About this task:
Repeat the listing below word for word, leaving nothing out.

Information provided:
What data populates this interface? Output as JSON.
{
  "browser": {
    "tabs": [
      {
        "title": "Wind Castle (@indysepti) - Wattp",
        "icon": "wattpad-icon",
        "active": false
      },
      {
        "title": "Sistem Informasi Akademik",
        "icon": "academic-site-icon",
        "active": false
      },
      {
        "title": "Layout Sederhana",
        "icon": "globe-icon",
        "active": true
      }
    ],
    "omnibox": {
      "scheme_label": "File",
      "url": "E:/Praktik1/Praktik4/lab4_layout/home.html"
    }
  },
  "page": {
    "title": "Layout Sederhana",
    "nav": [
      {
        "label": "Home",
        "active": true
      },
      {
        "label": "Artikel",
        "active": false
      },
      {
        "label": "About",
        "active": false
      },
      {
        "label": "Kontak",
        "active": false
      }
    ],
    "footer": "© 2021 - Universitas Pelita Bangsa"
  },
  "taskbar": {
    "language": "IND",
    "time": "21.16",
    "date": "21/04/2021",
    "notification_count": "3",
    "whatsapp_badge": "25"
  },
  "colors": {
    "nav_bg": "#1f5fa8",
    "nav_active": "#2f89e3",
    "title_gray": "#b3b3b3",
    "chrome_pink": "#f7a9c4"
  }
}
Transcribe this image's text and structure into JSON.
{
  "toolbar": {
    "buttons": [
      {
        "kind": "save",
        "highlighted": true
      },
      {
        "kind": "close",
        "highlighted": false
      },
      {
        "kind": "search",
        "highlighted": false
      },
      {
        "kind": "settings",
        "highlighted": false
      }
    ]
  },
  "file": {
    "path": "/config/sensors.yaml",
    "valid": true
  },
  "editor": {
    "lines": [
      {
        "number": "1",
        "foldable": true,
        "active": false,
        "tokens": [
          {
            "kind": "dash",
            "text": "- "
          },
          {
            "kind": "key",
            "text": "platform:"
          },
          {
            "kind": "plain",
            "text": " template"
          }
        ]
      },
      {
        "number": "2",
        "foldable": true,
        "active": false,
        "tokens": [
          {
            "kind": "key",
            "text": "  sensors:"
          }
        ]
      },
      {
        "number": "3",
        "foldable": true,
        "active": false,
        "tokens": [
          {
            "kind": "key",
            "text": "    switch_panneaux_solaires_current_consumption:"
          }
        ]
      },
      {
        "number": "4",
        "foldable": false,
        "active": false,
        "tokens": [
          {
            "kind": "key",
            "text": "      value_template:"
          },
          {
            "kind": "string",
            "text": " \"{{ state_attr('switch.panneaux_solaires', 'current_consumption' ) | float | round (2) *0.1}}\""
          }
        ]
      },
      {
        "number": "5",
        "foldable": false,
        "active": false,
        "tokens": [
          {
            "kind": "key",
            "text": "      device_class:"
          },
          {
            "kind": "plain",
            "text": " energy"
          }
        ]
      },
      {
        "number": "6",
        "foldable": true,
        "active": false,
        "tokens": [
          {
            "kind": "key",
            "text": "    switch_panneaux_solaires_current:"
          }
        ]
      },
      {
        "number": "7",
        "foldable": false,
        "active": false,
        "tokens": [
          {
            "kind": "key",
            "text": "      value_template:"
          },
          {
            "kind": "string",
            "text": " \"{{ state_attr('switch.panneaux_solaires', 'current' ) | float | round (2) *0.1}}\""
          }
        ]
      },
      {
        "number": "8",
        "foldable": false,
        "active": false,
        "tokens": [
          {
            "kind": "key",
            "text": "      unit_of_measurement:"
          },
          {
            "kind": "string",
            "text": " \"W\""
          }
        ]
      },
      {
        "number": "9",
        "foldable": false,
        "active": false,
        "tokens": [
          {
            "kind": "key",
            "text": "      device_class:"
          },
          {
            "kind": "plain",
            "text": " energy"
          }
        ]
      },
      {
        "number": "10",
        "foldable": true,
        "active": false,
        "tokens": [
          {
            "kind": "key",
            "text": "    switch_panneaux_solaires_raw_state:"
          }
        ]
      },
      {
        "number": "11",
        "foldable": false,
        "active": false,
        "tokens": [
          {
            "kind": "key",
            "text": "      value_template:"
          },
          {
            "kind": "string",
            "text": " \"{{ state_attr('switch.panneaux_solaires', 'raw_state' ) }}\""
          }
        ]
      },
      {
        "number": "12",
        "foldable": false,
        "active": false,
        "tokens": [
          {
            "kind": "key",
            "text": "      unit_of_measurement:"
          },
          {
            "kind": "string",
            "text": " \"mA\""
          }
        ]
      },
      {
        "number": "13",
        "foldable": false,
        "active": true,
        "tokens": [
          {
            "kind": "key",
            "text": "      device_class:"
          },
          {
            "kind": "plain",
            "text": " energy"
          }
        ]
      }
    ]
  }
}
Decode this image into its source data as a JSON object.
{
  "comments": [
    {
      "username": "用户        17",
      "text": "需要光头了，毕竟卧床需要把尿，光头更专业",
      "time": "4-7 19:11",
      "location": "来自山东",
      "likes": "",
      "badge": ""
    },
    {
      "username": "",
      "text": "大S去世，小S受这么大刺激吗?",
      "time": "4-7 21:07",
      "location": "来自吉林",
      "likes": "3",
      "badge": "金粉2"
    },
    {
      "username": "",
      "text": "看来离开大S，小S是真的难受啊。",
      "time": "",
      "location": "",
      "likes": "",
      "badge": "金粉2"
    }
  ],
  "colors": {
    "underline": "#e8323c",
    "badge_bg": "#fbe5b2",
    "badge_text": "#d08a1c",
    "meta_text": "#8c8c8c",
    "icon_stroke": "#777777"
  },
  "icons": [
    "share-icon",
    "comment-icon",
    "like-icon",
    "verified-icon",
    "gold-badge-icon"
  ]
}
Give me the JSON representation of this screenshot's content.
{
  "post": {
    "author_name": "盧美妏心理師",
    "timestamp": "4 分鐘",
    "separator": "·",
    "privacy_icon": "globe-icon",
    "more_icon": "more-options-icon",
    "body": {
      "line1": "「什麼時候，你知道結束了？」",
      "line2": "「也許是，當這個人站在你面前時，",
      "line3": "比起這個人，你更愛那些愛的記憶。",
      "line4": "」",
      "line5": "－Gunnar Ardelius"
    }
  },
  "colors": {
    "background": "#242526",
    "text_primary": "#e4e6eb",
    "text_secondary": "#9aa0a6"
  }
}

Solution for this task:
What data populates this interface? Output as JSON.
{
  "browser": {
    "tabs": [
      {
        "title": "Wind Castle (@indysepti) - Wattp",
        "icon": "wattpad-icon",
        "active": false
      },
      {
        "title": "Sistem Informasi Akademik",
        "icon": "academic-site-icon",
        "active": false
      },
      {
        "title": "Layout Sederhana",
        "icon": "globe-icon",
        "active": true
      }
    ],
    "omnibox": {
      "scheme_label": "File",
      "url": "E:/Praktik1/Praktik4/lab4_layout/home.html"
    }
  },
  "page": {
    "title": "Layout Sederhana",
    "nav": [
      {
        "label": "Home",
        "active": true
      },
      {
        "label": "Artikel",
        "active": false
      },
      {
        "label": "About",
        "active": false
      },
      {
        "label": "Kontak",
        "active": false
      }
    ],
    "footer": "© 2021 - Universitas Pelita Bangsa"
  },
  "taskbar": {
    "language": "IND",
    "time": "21.16",
    "date": "21/04/2021",
    "notification_count": "3",
    "whatsapp_badge": "25"
  },
  "colors": {
    "nav_bg": "#1f5fa8",
    "nav_active": "#2f89e3",
    "title_gray": "#b3b3b3",
    "chrome_pink": "#f7a9c4"
  }
}
Transcribe this image's text and structure into JSON.
{
  "toolbar": {
    "buttons": [
      {
        "kind": "save",
        "highlighted": true
      },
      {
        "kind": "close",
        "highlighted": false
      },
      {
        "kind": "search",
        "highlighted": false
      },
      {
        "kind": "settings",
        "highlighted": false
      }
    ]
  },
  "file": {
    "path": "/config/sensors.yaml",
    "valid": true
  },
  "editor": {
    "lines": [
      {
        "number": "1",
        "foldable": true,
        "active": false,
        "tokens": [
          {
            "kind": "dash",
            "text": "- "
          },
          {
            "kind": "key",
            "text": "platform:"
          },
          {
            "kind": "plain",
            "text": " template"
          }
        ]
      },
      {
        "number": "2",
        "foldable": true,
        "active": false,
        "tokens": [
          {
            "kind": "key",
            "text": "  sensors:"
          }
        ]
      },
      {
        "number": "3",
        "foldable": true,
        "active": false,
        "tokens": [
          {
            "kind": "key",
            "text": "    switch_panneaux_solaires_current_consumption:"
          }
        ]
      },
      {
        "number": "4",
        "foldable": false,
        "active": false,
        "tokens": [
          {
            "kind": "key",
            "text": "      value_template:"
          },
          {
            "kind": "string",
            "text": " \"{{ state_attr('switch.panneaux_solaires', 'current_consumption' ) | float | round (2) *0.1}}\""
          }
        ]
      },
      {
        "number": "5",
        "foldable": false,
        "active": false,
        "tokens": [
          {
            "kind": "key",
            "text": "      device_class:"
          },
          {
            "kind": "plain",
            "text": " energy"
          }
        ]
      },
      {
        "number": "6",
        "foldable": true,
        "active": false,
        "tokens": [
          {
            "kind": "key",
            "text": "    switch_panneaux_solaires_current:"
          }
        ]
      },
      {
        "number": "7",
        "foldable": false,
        "active": false,
        "tokens": [
          {
            "kind": "key",
            "text": "      value_template:"
          },
          {
            "kind": "string",
            "text": " \"{{ state_attr('switch.panneaux_solaires', 'current' ) | float | round (2) *0.1}}\""
          }
        ]
      },
      {
        "number": "8",
        "foldable": false,
        "active": false,
        "tokens": [
          {
            "kind": "key",
            "text": "      unit_of_measurement:"
          },
          {
            "kind": "string",
            "text": " \"W\""
          }
        ]
      },
      {
        "number": "9",
        "foldable": false,
        "active": false,
        "tokens": [
          {
            "kind": "key",
            "text": "      device_class:"
          },
          {
            "kind": "plain",
            "text": " energy"
          }
        ]
      },
      {
        "number": "10",
        "foldable": true,
        "active": false,
        "tokens": [
          {
            "kind": "key",
            "text": "    switch_panneaux_solaires_raw_state:"
          }
        ]
      },
      {
        "number": "11",
        "foldable": false,
        "active": false,
        "tokens": [
          {
            "kind": "key",
            "text": "      value_template:"
          },
          {
            "kind": "string",
            "text": " \"{{ state_attr('switch.panneaux_solaires', 'raw_state' ) }}\""
          }
        ]
      },
      {
        "number": "12",
        "foldable": false,
        "active": false,
        "tokens": [
          {
            "kind": "key",
            "text": "      unit_of_measurement:"
          },
          {
            "kind": "string",
            "text": " \"mA\""
          }
        ]
      },
      {
        "number": "13",
        "foldable": false,
        "active": true,
        "tokens": [
          {
            "kind": "key",
            "text": "      device_class:"
          },
          {
            "kind": "plain",
            "text": " energy"
          }
        ]
      }
    ]
  }
}
Decode this image into its source data as a JSON object.
{
  "comments": [
    {
      "username": "用户        17",
      "text": "需要光头了，毕竟卧床需要把尿，光头更专业",
      "time": "4-7 19:11",
      "location": "来自山东",
      "likes": "",
      "badge": ""
    },
    {
      "username": "",
      "text": "大S去世，小S受这么大刺激吗?",
      "time": "4-7 21:07",
      "location": "来自吉林",
      "likes": "3",
      "badge": "金粉2"
    },
    {
      "username": "",
      "text": "看来离开大S，小S是真的难受啊。",
      "time": "",
      "location": "",
      "likes": "",
      "badge": "金粉2"
    }
  ],
  "colors": {
    "underline": "#e8323c",
    "badge_bg": "#fbe5b2",
    "badge_text": "#d08a1c",
    "meta_text": "#8c8c8c",
    "icon_stroke": "#777777"
  },
  "icons": [
    "share-icon",
    "comment-icon",
    "like-icon",
    "verified-icon",
    "gold-badge-icon"
  ]
}
Give me the JSON representation of this screenshot's content.
{
  "post": {
    "author_name": "盧美妏心理師",
    "timestamp": "4 分鐘",
    "separator": "·",
    "privacy_icon": "globe-icon",
    "more_icon": "more-options-icon",
    "body": {
      "line1": "「什麼時候，你知道結束了？」",
      "line2": "「也許是，當這個人站在你面前時，",
      "line3": "比起這個人，你更愛那些愛的記憶。",
      "line4": "」",
      "line5": "－Gunnar Ardelius"
    }
  },
  "colors": {
    "background": "#242526",
    "text_primary": "#e4e6eb",
    "text_secondary": "#9aa0a6"
  }
}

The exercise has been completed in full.